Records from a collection
********************
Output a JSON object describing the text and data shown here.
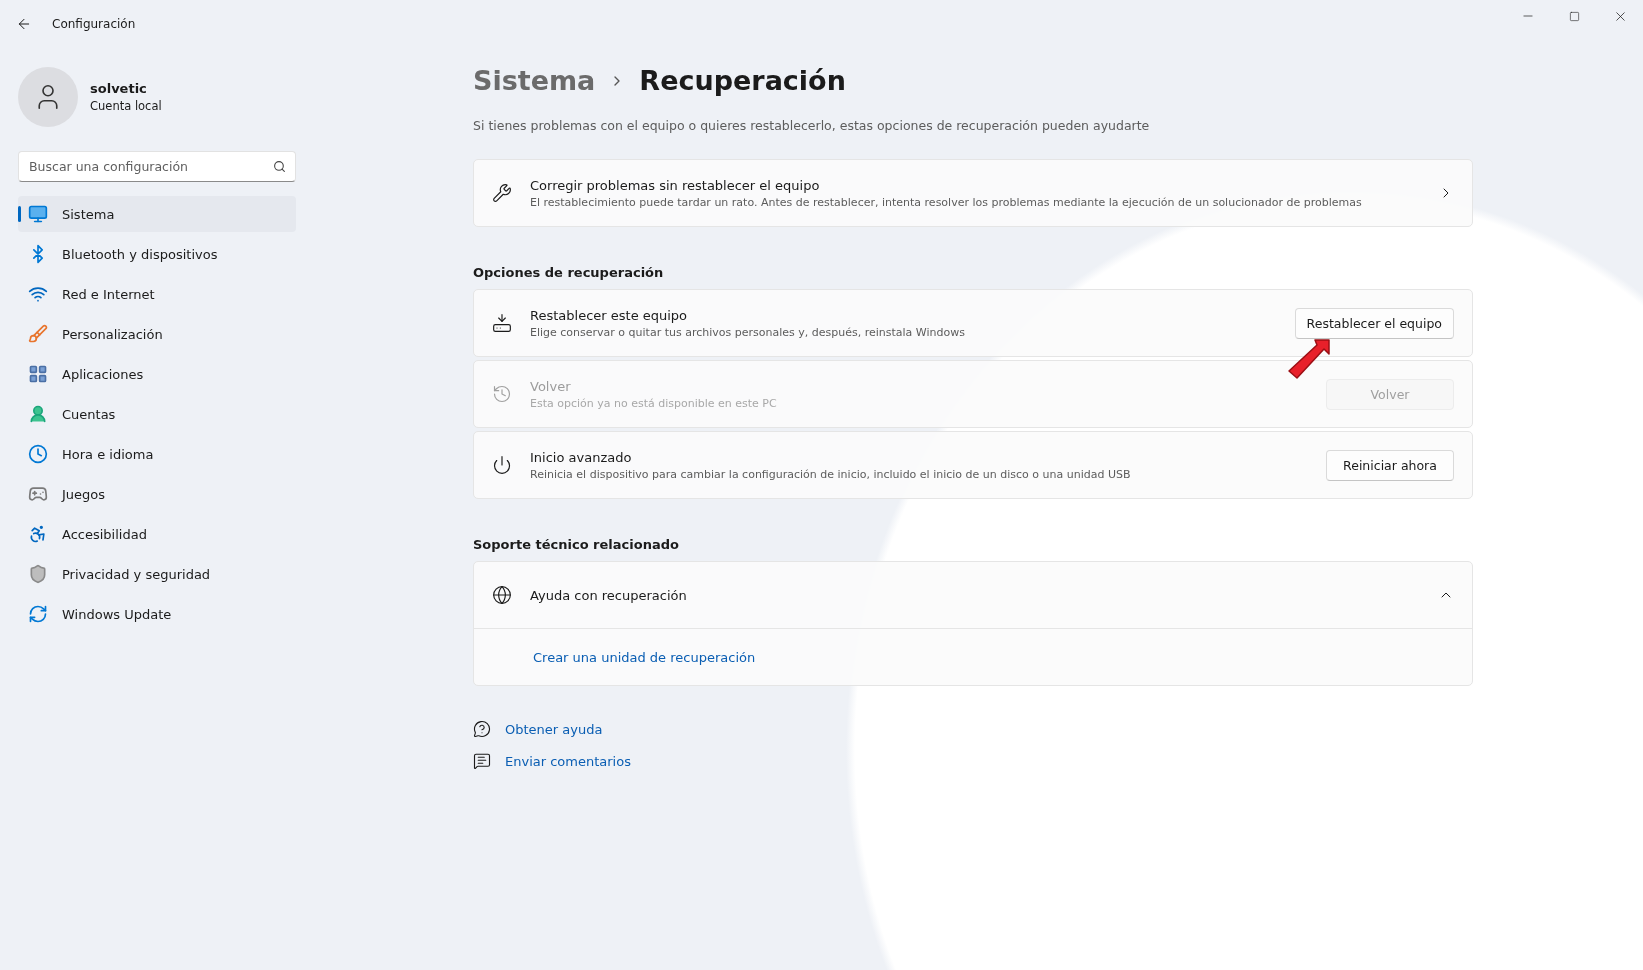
{
  "window": {
    "title": "Configuración"
  },
  "user": {
    "name": "solvetic",
    "account": "Cuenta local"
  },
  "search": {
    "placeholder": "Buscar una configuración"
  },
  "sidebar": {
    "items": [
      {
        "label": "Sistema",
        "selected": true,
        "kind": "system"
      },
      {
        "label": "Bluetooth y dispositivos",
        "selected": false,
        "kind": "bluetooth"
      },
      {
        "label": "Red e Internet",
        "selected": false,
        "kind": "network"
      },
      {
        "label": "Personalización",
        "selected": false,
        "kind": "personalize"
      },
      {
        "label": "Aplicaciones",
        "selected": false,
        "kind": "apps"
      },
      {
        "label": "Cuentas",
        "selected": false,
        "kind": "accounts"
      },
      {
        "label": "Hora e idioma",
        "selected": false,
        "kind": "time"
      },
      {
        "label": "Juegos",
        "selected": false,
        "kind": "games"
      },
      {
        "label": "Accesibilidad",
        "selected": false,
        "kind": "accessibility"
      },
      {
        "label": "Privacidad y seguridad",
        "selected": false,
        "kind": "privacy"
      },
      {
        "label": "Windows Update",
        "selected": false,
        "kind": "update"
      }
    ]
  },
  "breadcrumb": {
    "parent": "Sistema",
    "current": "Recuperación"
  },
  "description": "Si tienes problemas con el equipo o quieres restablecerlo, estas opciones de recuperación pueden ayudarte",
  "top_card": {
    "title": "Corregir problemas sin restablecer el equipo",
    "subtitle": "El restablecimiento puede tardar un rato. Antes de restablecer, intenta resolver los problemas mediante la ejecución de un solucionador de problemas"
  },
  "recovery": {
    "heading": "Opciones de recuperación",
    "items": [
      {
        "kind": "reset",
        "title": "Restablecer este equipo",
        "subtitle": "Elige conservar o quitar tus archivos personales y, después, reinstala Windows",
        "button": "Restablecer el equipo",
        "disabled": false
      },
      {
        "kind": "history",
        "title": "Volver",
        "subtitle": "Esta opción ya no está disponible en este PC",
        "button": "Volver",
        "disabled": true
      },
      {
        "kind": "advanced",
        "title": "Inicio avanzado",
        "subtitle": "Reinicia el dispositivo para cambiar la configuración de inicio, incluido el inicio de un disco o una unidad USB",
        "button": "Reiniciar ahora",
        "disabled": false
      }
    ]
  },
  "support": {
    "heading": "Soporte técnico relacionado",
    "title": "Ayuda con recuperación",
    "expanded": true,
    "link": "Crear una unidad de recuperación"
  },
  "footer_links": [
    {
      "kind": "help",
      "label": "Obtener ayuda"
    },
    {
      "kind": "feedback",
      "label": "Enviar comentarios"
    }
  ]
}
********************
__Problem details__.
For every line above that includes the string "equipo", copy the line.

__Task answer__.
  "description": "Si tienes problemas con el equipo o quieres restablecerlo, estas opciones de recuperación pueden ayudarte",
    "title": "Corregir problemas sin restablecer el equipo",
        "title": "Restablecer este equipo",
        "button": "Restablecer el equipo",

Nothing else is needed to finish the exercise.